Posted at 10:33 PM, May 12, 2020
and last updated 2020-05-12 22:33:54-04

NEW YORK — Without additional federal funding, transit agency officials said operations will be a challenge as states reopen.

A major part of the $3 trillion stimulus package working its way through the House on it's way to the Senate is earmarked for transportation agencies in the United States

MTA Chairperson and CEO Pat Foye held a video conference Tuesday with leaders from transit agencies in New Jersey, Atlanta, Philadelphia and San Francisco. The MTA asked elected officials to imagine a comeback without a transit system that people feel safe to ride.

The general manager to BART (Bay Area Rapid Transit) said they are modeling more service and spreading out peak hours, but that will take additional federal funding.

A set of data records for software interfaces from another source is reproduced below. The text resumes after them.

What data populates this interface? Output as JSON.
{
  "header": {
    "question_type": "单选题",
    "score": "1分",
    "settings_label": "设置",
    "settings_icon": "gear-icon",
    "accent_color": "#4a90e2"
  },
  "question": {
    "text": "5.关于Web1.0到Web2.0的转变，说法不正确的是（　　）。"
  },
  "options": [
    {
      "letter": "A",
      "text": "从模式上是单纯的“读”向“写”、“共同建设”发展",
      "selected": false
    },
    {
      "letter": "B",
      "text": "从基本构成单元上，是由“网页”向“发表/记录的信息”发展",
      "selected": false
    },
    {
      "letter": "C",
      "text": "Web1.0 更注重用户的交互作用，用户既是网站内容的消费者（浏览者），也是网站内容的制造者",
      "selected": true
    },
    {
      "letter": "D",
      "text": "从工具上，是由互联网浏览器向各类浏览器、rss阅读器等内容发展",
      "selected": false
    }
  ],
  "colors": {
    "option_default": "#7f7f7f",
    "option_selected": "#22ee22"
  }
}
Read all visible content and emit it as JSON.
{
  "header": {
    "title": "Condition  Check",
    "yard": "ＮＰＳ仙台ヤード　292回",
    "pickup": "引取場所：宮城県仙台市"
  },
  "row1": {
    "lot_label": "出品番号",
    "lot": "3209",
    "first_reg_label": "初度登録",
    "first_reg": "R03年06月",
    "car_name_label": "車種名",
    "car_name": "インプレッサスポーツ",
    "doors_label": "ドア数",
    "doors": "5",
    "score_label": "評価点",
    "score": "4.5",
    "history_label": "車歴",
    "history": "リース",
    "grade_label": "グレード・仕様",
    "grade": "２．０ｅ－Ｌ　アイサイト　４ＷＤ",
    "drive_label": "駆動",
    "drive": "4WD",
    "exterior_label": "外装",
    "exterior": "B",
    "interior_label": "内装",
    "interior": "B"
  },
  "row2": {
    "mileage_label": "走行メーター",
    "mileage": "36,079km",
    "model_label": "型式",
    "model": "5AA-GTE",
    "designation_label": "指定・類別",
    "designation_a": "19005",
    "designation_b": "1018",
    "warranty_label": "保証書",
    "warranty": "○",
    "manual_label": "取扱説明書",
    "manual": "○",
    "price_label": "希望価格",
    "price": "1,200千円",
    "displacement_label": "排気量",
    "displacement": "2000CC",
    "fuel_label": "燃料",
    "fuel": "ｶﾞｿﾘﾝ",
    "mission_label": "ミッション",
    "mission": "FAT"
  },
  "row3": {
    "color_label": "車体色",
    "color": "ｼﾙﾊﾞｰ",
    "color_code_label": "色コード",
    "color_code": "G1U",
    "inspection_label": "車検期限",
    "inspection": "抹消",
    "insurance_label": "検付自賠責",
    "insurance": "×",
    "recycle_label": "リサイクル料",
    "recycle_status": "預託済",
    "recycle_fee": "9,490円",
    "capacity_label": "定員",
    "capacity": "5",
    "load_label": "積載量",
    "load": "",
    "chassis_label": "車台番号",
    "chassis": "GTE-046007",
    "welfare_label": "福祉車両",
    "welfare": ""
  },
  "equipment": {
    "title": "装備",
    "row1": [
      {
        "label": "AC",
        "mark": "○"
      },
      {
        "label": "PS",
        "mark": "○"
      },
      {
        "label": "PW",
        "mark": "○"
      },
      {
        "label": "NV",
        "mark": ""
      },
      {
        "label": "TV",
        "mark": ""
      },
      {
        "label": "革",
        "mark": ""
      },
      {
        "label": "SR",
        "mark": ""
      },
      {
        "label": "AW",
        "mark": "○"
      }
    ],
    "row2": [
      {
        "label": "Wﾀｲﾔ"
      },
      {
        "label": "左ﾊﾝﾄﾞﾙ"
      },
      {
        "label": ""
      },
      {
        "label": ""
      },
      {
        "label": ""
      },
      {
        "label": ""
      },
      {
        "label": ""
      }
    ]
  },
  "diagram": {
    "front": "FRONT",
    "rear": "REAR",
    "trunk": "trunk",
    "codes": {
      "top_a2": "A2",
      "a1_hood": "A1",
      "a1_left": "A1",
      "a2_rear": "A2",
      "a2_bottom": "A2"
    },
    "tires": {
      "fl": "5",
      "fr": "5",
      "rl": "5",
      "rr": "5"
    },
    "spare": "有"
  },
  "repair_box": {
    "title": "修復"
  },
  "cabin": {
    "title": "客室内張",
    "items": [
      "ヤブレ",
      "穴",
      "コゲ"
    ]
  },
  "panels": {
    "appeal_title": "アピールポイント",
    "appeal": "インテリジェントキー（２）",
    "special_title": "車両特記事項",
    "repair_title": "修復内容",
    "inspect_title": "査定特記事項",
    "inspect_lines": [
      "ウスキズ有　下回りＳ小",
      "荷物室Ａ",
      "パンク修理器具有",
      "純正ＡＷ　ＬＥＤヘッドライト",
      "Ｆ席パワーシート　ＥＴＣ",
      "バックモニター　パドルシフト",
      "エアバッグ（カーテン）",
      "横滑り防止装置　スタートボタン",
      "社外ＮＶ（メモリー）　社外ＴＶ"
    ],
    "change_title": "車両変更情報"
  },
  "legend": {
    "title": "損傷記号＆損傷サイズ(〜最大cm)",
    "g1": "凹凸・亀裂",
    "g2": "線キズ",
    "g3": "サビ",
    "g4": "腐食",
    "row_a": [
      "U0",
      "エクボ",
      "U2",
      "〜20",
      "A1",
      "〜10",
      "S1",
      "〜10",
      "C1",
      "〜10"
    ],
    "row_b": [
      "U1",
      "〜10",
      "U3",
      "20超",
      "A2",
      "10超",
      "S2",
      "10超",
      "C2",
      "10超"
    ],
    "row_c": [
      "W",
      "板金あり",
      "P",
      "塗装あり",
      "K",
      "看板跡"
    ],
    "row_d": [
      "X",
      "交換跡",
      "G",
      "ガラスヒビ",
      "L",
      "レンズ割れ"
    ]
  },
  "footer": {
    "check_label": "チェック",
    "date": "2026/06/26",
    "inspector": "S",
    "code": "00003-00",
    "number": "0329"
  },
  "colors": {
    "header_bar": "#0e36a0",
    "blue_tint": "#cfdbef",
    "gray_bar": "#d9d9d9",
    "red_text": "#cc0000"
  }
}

Transit agencies, including NJ Transit, have made a second request totaling $33 billion for transit nationwide.

The MTA has requested another $3.9 billion after getting a first installment of $3.9 billion in the first stimulus.

Deep cleaning and disinfecting is costing hundreds of millions of dollars and with ridership down, the agencies need budget help.

What of it doesn’t come through?

“The longer term impact would be slowing and stunting the economic recovery and job creation,” Foye said.

Labor representatives also participated in the video conference.

“The U.S. Government has bailed out Wall Street in the midst of many crisis and major profiteering corporations, they can step up to bail out public transit,” said Transport Workers Union International President John Samuelson.

Social distancing will also be essential to the opening of the system. The MTA is looking at agencies in Asia and Europe. NYC Transit has a new campaign on video boards that encourages riders to stand a safe distance apart.

Interim NYC Transit President Sarah Feinberg testified Tuesday before the NYC Council Transportation Committee.

Councilmembers and NYC Transportation Commissioner Polly Trottenberg addressed concerns about “carmageddon” as economies open; some are worried streets will be clogged with drivers avoiding public transit.

The city and MTA work together on the bus infrastructure. NYC Councilmember Donovan Richards (D- Southeast Queens) called for the upcoming city budget to include additional bus lanes.

“I’m supportive of SBS (select bus service) and we should try to preserve that to move people on buses in a safe manner,” Donovan said.

NYC Mayor Bill de Blasio and city council are currently working on their budget proposals.